Donald Trump's wall 'different than a fence'

US Secretary of Homeland Security Kirstjen Nielsen
US Secretary of Homeland Security Kirstjen Nielsen introduces the wall/fence. Photo credit: Reuters

The builders of the first section of Donald Trump's controversial border wall are defending accusations it looks more like a fence.

The 4km-long, 9m-high section took eight months to build, and it has a plaque with Donald Trump's name on it beneath the Great Seal of the United States.

But it's not a solid wall - instead a series of steel posts with a gap a cat could easily slink through.

Mr Trump has previously denied the wall would be a fence.

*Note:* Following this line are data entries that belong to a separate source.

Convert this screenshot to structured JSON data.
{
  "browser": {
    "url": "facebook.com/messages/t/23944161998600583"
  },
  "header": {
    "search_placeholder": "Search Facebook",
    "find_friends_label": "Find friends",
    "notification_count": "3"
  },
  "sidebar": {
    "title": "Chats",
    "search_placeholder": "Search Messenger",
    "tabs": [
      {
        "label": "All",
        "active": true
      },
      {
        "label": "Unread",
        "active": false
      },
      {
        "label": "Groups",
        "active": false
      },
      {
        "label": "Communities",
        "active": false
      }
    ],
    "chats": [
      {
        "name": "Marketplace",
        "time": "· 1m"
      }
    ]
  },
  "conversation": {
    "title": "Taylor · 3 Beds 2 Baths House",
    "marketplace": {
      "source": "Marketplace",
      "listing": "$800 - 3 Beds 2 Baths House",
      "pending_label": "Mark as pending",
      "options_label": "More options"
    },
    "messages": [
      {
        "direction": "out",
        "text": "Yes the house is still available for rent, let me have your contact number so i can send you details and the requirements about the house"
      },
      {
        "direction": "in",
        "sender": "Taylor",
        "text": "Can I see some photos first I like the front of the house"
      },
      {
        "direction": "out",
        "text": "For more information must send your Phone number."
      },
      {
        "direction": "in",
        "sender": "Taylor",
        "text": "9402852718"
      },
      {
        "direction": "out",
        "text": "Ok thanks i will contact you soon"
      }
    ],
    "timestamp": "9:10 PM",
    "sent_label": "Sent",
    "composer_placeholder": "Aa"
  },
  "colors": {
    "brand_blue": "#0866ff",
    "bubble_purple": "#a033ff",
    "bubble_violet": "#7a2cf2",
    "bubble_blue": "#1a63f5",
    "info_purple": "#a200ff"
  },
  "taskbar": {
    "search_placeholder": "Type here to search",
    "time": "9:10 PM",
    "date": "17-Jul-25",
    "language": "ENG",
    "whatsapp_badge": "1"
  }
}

"It's not a fence. It's a wall," he said in January 2017.

US Secretary of Homeland Security Kirstjen Nielsen, who unveiled whatever it is to media on Monday (NZ time), also said it was not a fence.

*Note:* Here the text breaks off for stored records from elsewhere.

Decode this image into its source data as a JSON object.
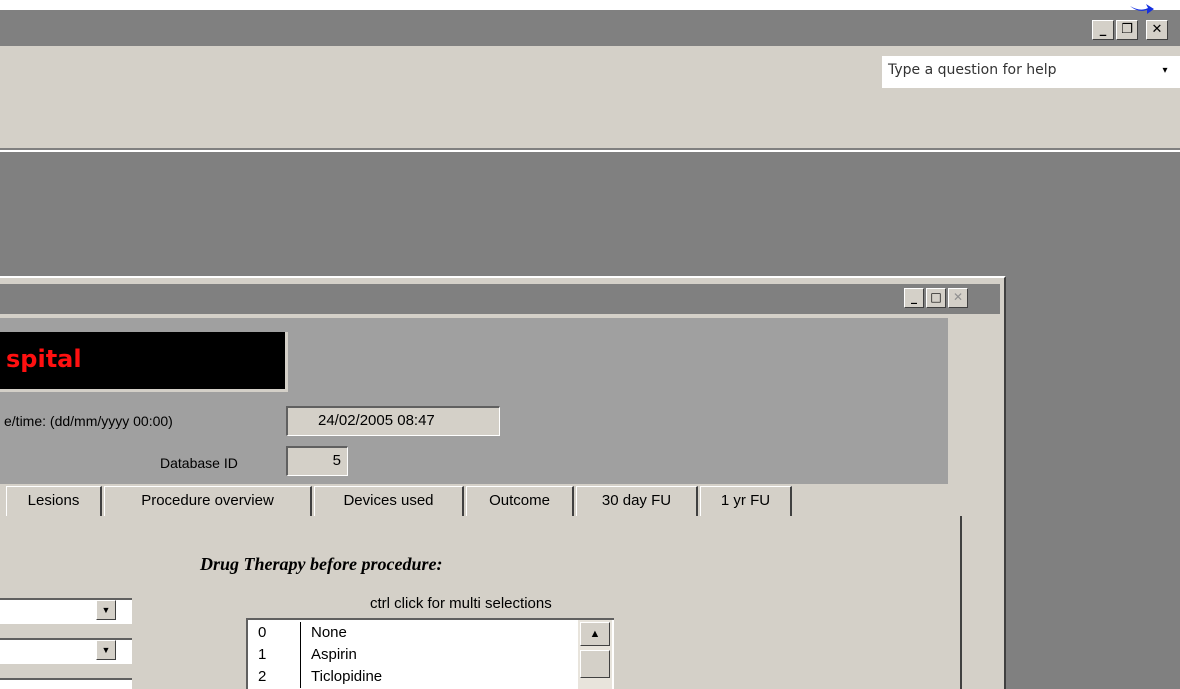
{
  "app": {
    "window_controls": {
      "minimize": "_",
      "restore": "❐",
      "close": "✕"
    },
    "help_placeholder": "Type a question for help",
    "help_dropdown": "▾"
  },
  "form": {
    "window_controls": {
      "minimize": "_",
      "maximize": "□",
      "close": "✕"
    },
    "banner_text": "spital",
    "datetime_label": "e/time: (dd/mm/yyyy 00:00)",
    "datetime_value": "24/02/2005 08:47",
    "database_id_label": "Database ID",
    "database_id_value": "5",
    "tabs": [
      {
        "label": "Lesions"
      },
      {
        "label": "Procedure overview"
      },
      {
        "label": "Devices used"
      },
      {
        "label": "Outcome"
      },
      {
        "label": "30 day FU"
      },
      {
        "label": "1 yr FU"
      }
    ],
    "drug_heading": "Drug Therapy before procedure:",
    "multi_select_hint": "ctrl click for multi selections",
    "drug_list": [
      {
        "code": "0",
        "name": "None"
      },
      {
        "code": "1",
        "name": "Aspirin"
      },
      {
        "code": "2",
        "name": "Ticlopidine"
      }
    ],
    "combo_arrow": "▼",
    "scroll_up": "▲"
  },
  "colors": {
    "banner_text": "#ff1010",
    "banner_bg": "#000000",
    "face": "#d4d0c8",
    "mdi_bg": "#808080"
  }
}
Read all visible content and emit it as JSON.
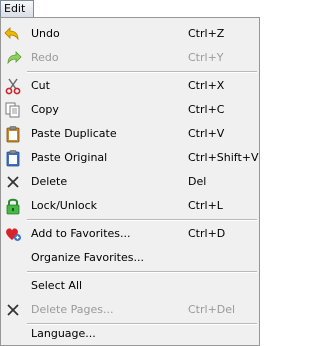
{
  "menubar": {
    "edit_label": "Edit"
  },
  "menu": {
    "items": [
      {
        "label": "Undo",
        "shortcut": "Ctrl+Z",
        "icon": "undo-icon",
        "enabled": true
      },
      {
        "label": "Redo",
        "shortcut": "Ctrl+Y",
        "icon": "redo-icon",
        "enabled": false
      },
      {
        "label": "Cut",
        "shortcut": "Ctrl+X",
        "icon": "scissors-icon",
        "enabled": true
      },
      {
        "label": "Copy",
        "shortcut": "Ctrl+C",
        "icon": "copy-icon",
        "enabled": true
      },
      {
        "label": "Paste Duplicate",
        "shortcut": "Ctrl+V",
        "icon": "clipboard-icon",
        "enabled": true
      },
      {
        "label": "Paste Original",
        "shortcut": "Ctrl+Shift+V",
        "icon": "clipboard-blue-icon",
        "enabled": true
      },
      {
        "label": "Delete",
        "shortcut": "Del",
        "icon": "x-icon",
        "enabled": true
      },
      {
        "label": "Lock/Unlock",
        "shortcut": "Ctrl+L",
        "icon": "lock-icon",
        "enabled": true
      },
      {
        "label": "Add to Favorites...",
        "shortcut": "Ctrl+D",
        "icon": "heart-plus-icon",
        "enabled": true
      },
      {
        "label": "Organize Favorites...",
        "shortcut": "",
        "icon": "",
        "enabled": true
      },
      {
        "label": "Select All",
        "shortcut": "",
        "icon": "",
        "enabled": true
      },
      {
        "label": "Delete Pages...",
        "shortcut": "Ctrl+Del",
        "icon": "x-icon",
        "enabled": false
      },
      {
        "label": "Language...",
        "shortcut": "",
        "icon": "",
        "enabled": true
      }
    ]
  },
  "colors": {
    "menu_background": "#f0f0f0",
    "disabled_text": "#9a9a9a",
    "undo_arrow": "#e8a800",
    "redo_arrow": "#7dc24a",
    "lock_green": "#3faa3f"
  }
}
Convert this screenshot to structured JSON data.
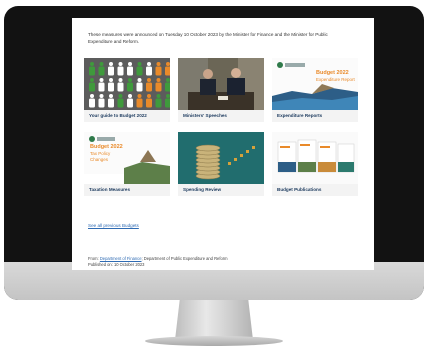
{
  "intro_text": "These measures were announced on Tuesday 10 October 2023 by the Minister for Finance and the Minister for Public Expenditure and Reform.",
  "cards": [
    {
      "label": "Your guide to Budget 2022"
    },
    {
      "label": "Ministers' Speeches"
    },
    {
      "label": "Expenditure Reports",
      "thumb_title": "Budget 2022",
      "thumb_subtitle": "Expenditure Report"
    },
    {
      "label": "Taxation Measures",
      "thumb_title": "Budget 2022",
      "thumb_subtitle": "Tax Policy Changes"
    },
    {
      "label": "Spending Review"
    },
    {
      "label": "Budget Publications"
    }
  ],
  "see_all_label": "See all previous Budgets",
  "footer": {
    "from_label": "From:",
    "dept_finance": "Department of Finance",
    "dept_per": "; Department of Public Expenditure and Reform",
    "published": "Published on: 10 October 2023"
  },
  "colors": {
    "accent": "#1c3a5e",
    "link": "#2f6bb3",
    "orange": "#e98a2a"
  }
}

"It's different than a fence in that it also has technology. It's a full wall system," she said. "It's a wall, this is what the President has asked us to do. It's part of a system."

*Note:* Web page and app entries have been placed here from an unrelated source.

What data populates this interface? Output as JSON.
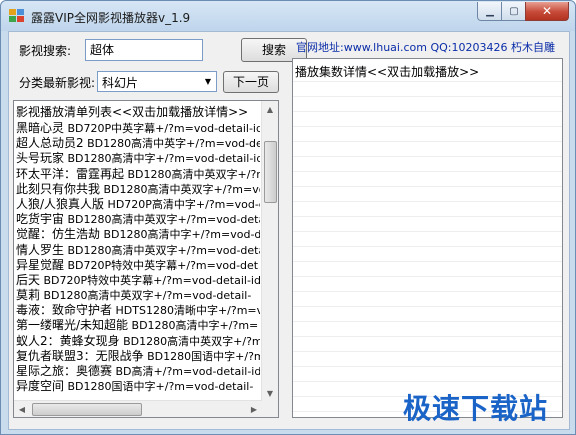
{
  "window": {
    "title": "露露VIP全网影视播放器v_1.9"
  },
  "search": {
    "label": "影视搜索:",
    "value": "超体",
    "button": "搜索"
  },
  "category": {
    "label": "分类最新影视:",
    "selected": "科幻片",
    "next_button": "下一页"
  },
  "info": {
    "site": "官网地址:www.lhuai.com QQ:10203426 朽木自雕"
  },
  "movie_list": {
    "header": "影视播放清单列表<<双击加载播放详情>>",
    "items": [
      {
        "name": "黑暗心灵",
        "info": " BD720P中英字幕+/?m=vod-detail-id"
      },
      {
        "name": "超人总动员2",
        "info": " BD1280高清中英字+/?m=vod-detail-"
      },
      {
        "name": "头号玩家",
        "info": " BD1280高清中字+/?m=vod-detail-id"
      },
      {
        "name": "环太平洋：雷霆再起",
        "info": " BD1280高清中英双字+/?m="
      },
      {
        "name": "此刻只有你共我",
        "info": " BD1280高清中英双字+/?m=vod"
      },
      {
        "name": "人狼/人狼真人版",
        "info": " HD720P高清中字+/?m=vod-det"
      },
      {
        "name": "吃货宇宙",
        "info": " BD1280高清中英双字+/?m=vod-deta"
      },
      {
        "name": "觉醒：仿生浩劫",
        "info": " BD1280高清中字+/?m=vod-det"
      },
      {
        "name": "情人罗生",
        "info": " BD1280高清中英双字+/?m=vod-deta"
      },
      {
        "name": "异星觉醒",
        "info": " BD720P特效中英字幕+/?m=vod-det"
      },
      {
        "name": "后天",
        "info": " BD720P特效中英字幕+/?m=vod-detail-id"
      },
      {
        "name": "莫莉",
        "info": " BD1280高清中英双字+/?m=vod-detail-"
      },
      {
        "name": "毒液：致命守护者",
        "info": " HDTS1280清晰中字+/?m=vod"
      },
      {
        "name": "第一缕曙光/未知超能",
        "info": " BD1280高清中字+/?m="
      },
      {
        "name": "蚁人2：黄蜂女现身",
        "info": " BD1280高清中英双字+/?m="
      },
      {
        "name": "复仇者联盟3：无限战争",
        "info": " BD1280国语中字+/?m"
      },
      {
        "name": "星际之旅：奥德赛",
        "info": " BD高清+/?m=vod-detail-id"
      },
      {
        "name": "异度空间",
        "info": " BD1280国语中字+/?m=vod-detail-"
      }
    ]
  },
  "episodes": {
    "header": "播放集数详情<<双击加载播放>>"
  },
  "watermark": {
    "text": "极速下载站"
  }
}
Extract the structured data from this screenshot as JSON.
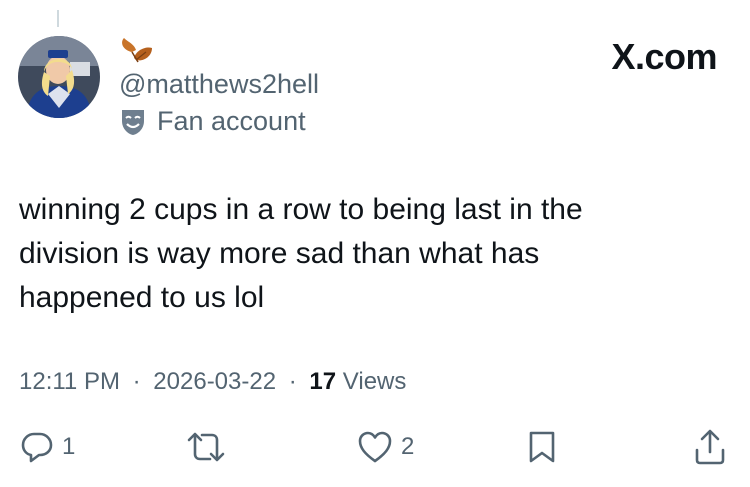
{
  "brand": "X.com",
  "author": {
    "handle": "@matthews2hell",
    "label": "Fan account",
    "avatar_icon": "profile-avatar",
    "decoration_icon": "autumn-leaves-icon",
    "label_icon": "theater-mask-icon"
  },
  "tweet": {
    "text": "winning 2 cups in a row to being last in the\ndivision is way more sad than what has\nhappened to us lol"
  },
  "meta": {
    "time": "12:11 PM",
    "date": "2026-03-22",
    "views_count": "17",
    "views_label": "Views",
    "separator": "·"
  },
  "actions": {
    "replies": "1",
    "likes": "2",
    "reply_icon": "reply-icon",
    "retweet_icon": "retweet-icon",
    "like_icon": "heart-icon",
    "bookmark_icon": "bookmark-icon",
    "share_icon": "share-icon"
  },
  "colors": {
    "text_primary": "#0f1419",
    "text_secondary": "#536471",
    "leaf": "#c8742a"
  }
}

She went on to say she wouldn't attempt to climb it.

Only US$38 million has been set aside this year for wall construction. The total cost of the wall, which will need to be 786 times longer if it's to cover the entire border with Mexico, is estimated to cost potentially more than US$30 billion.

Newshub.

Contact Newshub with your story tips:
news@newshub.co.nz